Owned by the Red-tail Land Conservancy, Dutro Woods Nature Preserve (DWNP) is a 6.8 ha (16.7 acres) site located on State Road 32 in west-central Muncie, Indiana, Delaware County. An inventory of the vascular flora indicates that the urban site harbors considerable plant diversity with 240 taxa representing 164 genera and 63 families. Of the 240 taxa, 136 (57%) are native and 104 (43%) are non-native (exotic). The percent of non-native taxa is high when compared to other studies in east-central Indiana (typically between 18–25%). Thirty species represent Delaware County Records. In addition, seven species documented at DWNP are reported for the first time in Delaware County; however, they are not considered county records since they have not naturalized at the site. Tilia cordata represents a state record. No species occur on the IDNR list of endangered, threatened, or rare plants. The 12 families containing approximately 62% of the documented species are Asteraceae (31 spp.), Poaceae (27 spp.), Cyperaceae (16 spp.), Rosaceae (16 spp.), Fagaceae (eight spp.), Liliaceae (eight spp.), Polygonaceae (eight spp.), Brassicaceae (seven spp.), Fabaceae (seven spp.), Lamiaceae (seven spp.), Caprifoliaceae (five spp.), and Caryophyllaceae (five spp.). No species of the Ranunculaceae were observed.

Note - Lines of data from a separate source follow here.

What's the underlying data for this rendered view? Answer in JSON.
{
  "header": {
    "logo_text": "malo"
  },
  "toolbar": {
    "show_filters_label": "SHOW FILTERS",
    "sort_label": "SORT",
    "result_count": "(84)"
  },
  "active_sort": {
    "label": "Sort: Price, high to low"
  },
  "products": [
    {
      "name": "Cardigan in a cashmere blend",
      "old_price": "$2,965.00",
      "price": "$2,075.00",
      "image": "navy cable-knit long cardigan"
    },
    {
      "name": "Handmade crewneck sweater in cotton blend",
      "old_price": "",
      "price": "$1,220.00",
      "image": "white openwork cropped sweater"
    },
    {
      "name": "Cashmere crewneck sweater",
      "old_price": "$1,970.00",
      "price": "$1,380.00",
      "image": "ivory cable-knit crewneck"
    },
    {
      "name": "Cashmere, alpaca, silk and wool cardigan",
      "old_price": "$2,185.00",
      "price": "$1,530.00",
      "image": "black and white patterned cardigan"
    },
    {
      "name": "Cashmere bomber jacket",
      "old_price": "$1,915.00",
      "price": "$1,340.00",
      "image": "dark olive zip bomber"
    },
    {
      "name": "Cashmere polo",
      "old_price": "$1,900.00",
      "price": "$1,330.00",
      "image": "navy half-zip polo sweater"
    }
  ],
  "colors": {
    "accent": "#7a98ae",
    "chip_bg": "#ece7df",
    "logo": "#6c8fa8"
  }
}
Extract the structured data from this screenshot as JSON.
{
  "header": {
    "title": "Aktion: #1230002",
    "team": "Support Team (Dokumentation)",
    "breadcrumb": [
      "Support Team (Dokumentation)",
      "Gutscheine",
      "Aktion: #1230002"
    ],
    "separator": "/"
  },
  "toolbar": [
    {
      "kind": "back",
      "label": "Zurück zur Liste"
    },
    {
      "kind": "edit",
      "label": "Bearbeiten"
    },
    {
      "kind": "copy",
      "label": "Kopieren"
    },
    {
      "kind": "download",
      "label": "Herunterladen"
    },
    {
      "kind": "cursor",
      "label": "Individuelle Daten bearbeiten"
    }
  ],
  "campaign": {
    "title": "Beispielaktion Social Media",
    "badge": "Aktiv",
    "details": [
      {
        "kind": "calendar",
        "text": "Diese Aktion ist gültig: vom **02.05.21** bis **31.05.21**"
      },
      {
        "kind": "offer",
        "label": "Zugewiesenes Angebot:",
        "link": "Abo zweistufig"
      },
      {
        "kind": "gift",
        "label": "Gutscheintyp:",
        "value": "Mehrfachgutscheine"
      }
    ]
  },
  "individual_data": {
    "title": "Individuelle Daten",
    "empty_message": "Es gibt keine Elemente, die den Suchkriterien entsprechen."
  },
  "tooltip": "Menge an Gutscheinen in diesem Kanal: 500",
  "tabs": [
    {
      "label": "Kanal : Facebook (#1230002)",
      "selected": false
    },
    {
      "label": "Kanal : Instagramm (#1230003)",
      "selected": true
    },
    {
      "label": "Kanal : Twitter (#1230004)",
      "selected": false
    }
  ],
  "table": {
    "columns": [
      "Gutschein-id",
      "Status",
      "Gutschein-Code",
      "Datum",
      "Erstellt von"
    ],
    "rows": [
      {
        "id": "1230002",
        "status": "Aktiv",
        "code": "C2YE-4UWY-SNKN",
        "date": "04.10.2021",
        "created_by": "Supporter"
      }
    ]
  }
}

A physiognomic analysis reveals that the native species consist of 42 woody species, 65 herbaceous vines or forbs, 27 graminoids, and two ferns. Of the 104 exotics, 26 are woody, 61 are herbaceous vines or forbs, and 17 are grasses. The flora at DWNP is predominately low fidelity (low C-value), i.e., 87.9% (211 spp.) of the taxa have C-values ≤ 3, and only 4.6% (11 taxa) have C-values ≥ 5. For native species only, the FQI = 25.0 and the mean Coefficient of Conservatism (mean C) is 2.2. For all species FQI = 18.6 and the mean C = 1.2. These numbers suggest that DWNP lacks or has not returned to remnant natural quality. The high percentage of non-native species is discussed from the standpoint of secondary succession at the site since the early 1980s.